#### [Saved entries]
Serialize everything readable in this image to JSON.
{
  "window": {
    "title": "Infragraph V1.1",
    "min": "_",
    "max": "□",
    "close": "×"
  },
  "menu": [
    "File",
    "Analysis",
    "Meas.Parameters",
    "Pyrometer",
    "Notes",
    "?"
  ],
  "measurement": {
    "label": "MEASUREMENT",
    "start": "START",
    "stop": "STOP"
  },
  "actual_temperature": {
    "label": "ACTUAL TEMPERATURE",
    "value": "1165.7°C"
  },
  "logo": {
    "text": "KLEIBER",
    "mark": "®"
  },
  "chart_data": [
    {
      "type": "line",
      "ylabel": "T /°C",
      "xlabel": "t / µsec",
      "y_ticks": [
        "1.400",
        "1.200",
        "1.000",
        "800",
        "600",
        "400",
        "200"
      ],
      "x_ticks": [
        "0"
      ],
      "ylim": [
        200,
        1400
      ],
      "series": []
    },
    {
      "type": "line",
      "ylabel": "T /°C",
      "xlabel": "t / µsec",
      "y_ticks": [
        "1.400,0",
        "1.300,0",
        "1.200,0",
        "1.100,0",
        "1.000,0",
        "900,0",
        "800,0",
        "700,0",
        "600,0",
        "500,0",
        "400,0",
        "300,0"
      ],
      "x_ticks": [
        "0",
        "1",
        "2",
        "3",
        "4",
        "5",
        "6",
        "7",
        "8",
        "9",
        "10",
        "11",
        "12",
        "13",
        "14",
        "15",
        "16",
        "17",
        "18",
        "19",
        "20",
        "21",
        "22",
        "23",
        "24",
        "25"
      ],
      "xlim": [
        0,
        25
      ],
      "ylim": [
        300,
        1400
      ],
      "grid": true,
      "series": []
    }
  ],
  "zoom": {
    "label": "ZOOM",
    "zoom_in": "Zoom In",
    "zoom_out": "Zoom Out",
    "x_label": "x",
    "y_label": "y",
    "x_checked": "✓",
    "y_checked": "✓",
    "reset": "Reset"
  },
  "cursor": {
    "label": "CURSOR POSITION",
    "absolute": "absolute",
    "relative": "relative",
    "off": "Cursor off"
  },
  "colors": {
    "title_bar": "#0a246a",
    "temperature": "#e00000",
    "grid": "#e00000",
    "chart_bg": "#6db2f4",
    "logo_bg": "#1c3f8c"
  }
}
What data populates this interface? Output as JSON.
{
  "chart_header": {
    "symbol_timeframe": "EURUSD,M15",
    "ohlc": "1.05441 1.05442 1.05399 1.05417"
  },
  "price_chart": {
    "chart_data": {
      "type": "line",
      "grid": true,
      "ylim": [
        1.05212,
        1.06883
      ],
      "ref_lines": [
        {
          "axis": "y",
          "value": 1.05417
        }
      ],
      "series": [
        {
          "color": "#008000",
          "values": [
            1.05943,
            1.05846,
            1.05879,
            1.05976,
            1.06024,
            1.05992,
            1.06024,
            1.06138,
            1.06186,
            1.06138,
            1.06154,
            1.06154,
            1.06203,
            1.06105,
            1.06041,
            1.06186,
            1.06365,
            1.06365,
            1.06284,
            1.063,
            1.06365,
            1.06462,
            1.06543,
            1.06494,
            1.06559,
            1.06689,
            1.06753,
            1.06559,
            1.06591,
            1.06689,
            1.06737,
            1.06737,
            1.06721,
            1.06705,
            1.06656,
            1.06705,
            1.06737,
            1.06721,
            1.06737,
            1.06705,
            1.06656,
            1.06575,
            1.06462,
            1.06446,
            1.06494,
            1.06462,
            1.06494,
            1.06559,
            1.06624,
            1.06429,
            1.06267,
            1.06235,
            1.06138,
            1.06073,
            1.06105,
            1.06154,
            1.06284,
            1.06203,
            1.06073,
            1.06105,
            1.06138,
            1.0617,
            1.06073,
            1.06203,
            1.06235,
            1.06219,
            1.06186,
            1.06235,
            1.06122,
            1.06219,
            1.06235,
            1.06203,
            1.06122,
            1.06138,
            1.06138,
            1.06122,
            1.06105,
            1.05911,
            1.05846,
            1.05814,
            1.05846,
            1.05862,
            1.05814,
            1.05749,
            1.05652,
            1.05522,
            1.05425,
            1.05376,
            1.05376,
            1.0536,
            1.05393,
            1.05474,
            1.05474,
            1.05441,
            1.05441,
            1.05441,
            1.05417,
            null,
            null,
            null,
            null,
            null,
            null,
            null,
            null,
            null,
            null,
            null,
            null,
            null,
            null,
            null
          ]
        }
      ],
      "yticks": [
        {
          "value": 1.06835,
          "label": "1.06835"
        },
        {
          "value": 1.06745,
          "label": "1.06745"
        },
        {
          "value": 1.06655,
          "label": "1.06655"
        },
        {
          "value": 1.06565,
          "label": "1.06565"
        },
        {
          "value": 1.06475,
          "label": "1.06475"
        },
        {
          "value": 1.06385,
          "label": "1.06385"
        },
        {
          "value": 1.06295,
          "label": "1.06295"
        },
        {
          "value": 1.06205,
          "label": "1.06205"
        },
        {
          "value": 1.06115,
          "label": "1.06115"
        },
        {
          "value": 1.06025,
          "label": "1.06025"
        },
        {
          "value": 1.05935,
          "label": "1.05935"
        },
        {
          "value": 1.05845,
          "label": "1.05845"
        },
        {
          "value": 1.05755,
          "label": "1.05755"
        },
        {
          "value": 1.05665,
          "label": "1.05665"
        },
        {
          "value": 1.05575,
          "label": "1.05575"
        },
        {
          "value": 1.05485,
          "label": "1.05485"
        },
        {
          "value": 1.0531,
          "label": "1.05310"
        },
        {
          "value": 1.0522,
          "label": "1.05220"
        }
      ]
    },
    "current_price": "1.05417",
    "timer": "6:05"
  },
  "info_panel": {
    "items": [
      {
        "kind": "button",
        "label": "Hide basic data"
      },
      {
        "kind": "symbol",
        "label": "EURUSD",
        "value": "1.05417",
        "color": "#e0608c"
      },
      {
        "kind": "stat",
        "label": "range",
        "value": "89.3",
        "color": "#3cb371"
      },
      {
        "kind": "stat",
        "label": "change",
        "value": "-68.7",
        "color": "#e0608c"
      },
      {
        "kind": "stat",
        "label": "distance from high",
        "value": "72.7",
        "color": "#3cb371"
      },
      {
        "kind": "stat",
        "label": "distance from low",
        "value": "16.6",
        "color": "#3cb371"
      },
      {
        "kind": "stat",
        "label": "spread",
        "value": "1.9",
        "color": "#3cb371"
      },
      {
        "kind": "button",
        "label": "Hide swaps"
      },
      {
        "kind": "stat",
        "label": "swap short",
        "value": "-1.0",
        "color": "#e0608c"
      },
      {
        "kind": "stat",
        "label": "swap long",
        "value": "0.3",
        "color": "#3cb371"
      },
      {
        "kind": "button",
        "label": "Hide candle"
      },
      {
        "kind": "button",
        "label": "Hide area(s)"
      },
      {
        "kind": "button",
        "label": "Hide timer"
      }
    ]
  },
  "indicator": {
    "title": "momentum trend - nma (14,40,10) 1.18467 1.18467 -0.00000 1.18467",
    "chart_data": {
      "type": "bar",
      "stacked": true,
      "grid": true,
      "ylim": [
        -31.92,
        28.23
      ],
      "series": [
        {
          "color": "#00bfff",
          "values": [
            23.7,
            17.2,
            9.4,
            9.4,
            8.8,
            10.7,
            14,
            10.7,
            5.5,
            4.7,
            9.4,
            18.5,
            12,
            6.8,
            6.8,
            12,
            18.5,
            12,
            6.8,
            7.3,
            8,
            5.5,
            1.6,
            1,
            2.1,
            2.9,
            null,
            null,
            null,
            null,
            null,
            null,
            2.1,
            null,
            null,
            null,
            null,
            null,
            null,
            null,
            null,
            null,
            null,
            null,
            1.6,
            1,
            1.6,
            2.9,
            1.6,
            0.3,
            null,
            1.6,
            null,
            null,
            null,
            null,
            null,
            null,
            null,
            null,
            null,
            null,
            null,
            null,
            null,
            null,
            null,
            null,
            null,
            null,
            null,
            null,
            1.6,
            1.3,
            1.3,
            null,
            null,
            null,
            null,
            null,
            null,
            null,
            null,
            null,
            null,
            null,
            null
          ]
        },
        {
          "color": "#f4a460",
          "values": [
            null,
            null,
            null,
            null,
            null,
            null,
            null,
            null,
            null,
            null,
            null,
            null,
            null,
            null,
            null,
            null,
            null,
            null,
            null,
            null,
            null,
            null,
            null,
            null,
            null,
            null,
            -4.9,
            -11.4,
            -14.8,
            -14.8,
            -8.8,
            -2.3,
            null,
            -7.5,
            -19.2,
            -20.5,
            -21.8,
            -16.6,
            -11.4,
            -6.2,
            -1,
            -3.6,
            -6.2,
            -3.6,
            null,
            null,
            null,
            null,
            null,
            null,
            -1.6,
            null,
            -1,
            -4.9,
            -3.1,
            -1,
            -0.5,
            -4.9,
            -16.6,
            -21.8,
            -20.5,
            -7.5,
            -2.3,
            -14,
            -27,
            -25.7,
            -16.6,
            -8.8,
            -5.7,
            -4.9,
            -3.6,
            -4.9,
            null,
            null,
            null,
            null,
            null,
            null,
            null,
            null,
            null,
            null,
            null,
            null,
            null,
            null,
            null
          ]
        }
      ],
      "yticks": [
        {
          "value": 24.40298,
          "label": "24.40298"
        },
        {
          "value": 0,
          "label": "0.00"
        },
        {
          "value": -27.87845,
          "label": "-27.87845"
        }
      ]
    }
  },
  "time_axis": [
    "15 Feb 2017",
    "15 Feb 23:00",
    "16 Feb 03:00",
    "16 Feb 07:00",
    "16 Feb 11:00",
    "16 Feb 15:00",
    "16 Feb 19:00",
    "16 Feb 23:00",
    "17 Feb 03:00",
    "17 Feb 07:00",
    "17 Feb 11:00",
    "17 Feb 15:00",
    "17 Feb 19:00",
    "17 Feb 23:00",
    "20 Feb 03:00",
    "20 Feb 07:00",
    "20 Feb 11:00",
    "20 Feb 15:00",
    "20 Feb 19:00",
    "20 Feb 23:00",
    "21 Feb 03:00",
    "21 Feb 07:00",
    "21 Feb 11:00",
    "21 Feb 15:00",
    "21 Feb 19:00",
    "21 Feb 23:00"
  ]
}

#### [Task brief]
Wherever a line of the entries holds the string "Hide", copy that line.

#### [Reply to the task]
        "label": "Hide basic data"
        "label": "Hide swaps"
        "label": "Hide candle"
        "label": "Hide area(s)"
        "label": "Hide timer"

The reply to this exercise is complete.